A tale of two cities: As financial markets soften, multi-family assets continue to perform

Current economic uncertainties have created a “tale of two cities” in the multifamily market, as global financial markets balk at record industry growth, panelists said at this year’s GlobeSt multifamily conference.

“What’s different about the current situation is how quickly things have changed,” Sean Burton, CEO of Cityview, said during a panel on institutional investment in the sector. “This is the fifth recession I’ve seen, but the speed at which it happened this time, the speed at which rates rose, I’ve never seen anything like it. And it creates a crazy disruption, but it’s really a tale of two cities… you have this huge disruption caused by financial markets and interest rates and yet assets are really performing. We are still seeing incredible growth in rents.

In other words, the assets are doing well, but the financial markets are “sort of screwing it up,” Burton said.

However, trading volume is indeed down, with panelists agreeing buyers are “extraordinarily picky” and underwriting standards are tightening significantly. Cap rates have risen across the sector and rental growth is moderating, forcing investors to change their assumptions to embrace a new curve and lower revenue.
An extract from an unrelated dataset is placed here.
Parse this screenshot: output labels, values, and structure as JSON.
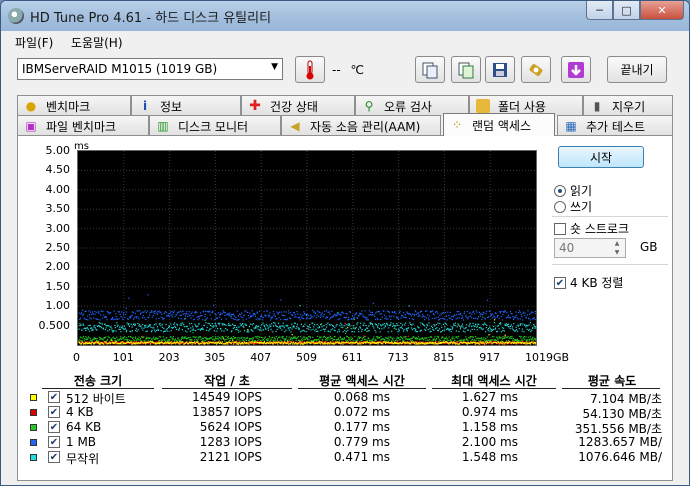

As one panelist noted, “Who sells in this marketplace if they don’t have to? »

That’s in stark juxtaposition to the last decade or so, when “every time you decided to take a risk, you were rewarded,” said Ritesh Patel, CIO of Virtu Investments LLC. But while panelists agreed that the next 12-24 months will be challenging for many market participants, buying opportunities are likely to abound for well-positioned buyers.

“We definitely have our heads down and focused on our assets to extract every penny on the expense side, rent very closely and manage occupancy, be proactive on debt and look at a specific debt plan for each asset” , Burton said. . “We have to stay ahead of potential problems, but what we learned in GFC is not to get our heads down too low because there will be big buying opportunities.”

Douglas Schwarz of JP Morgan Asset Management noted that “we’re not in a recession yet,” adding that “the economy is actually quite resilient.” He says the Great Financial Crisis has left scars on some market participants – and that psychology could be behind much of the disaster.

“Rents are obviously slowing down and there are a lot of signs that we could be in a recession in the coming months, but people are also scared of 2009 and fearful of what’s to come,” he said. “The psychology of the last great recession was really painful. Nobody wants to feel that again… there’s that feeling of, ‘Have we all had this wonderful 10-year run that’s about to be taken away from us?’ The fear part is much stronger than the fundamentals necessarily.

Schwartz said he doesn’t expect a lot of deal flow over the next few quarters, but it “certainly looks like a great place to build a portfolio.”

“Multifamily fundamentals are strong,” he said.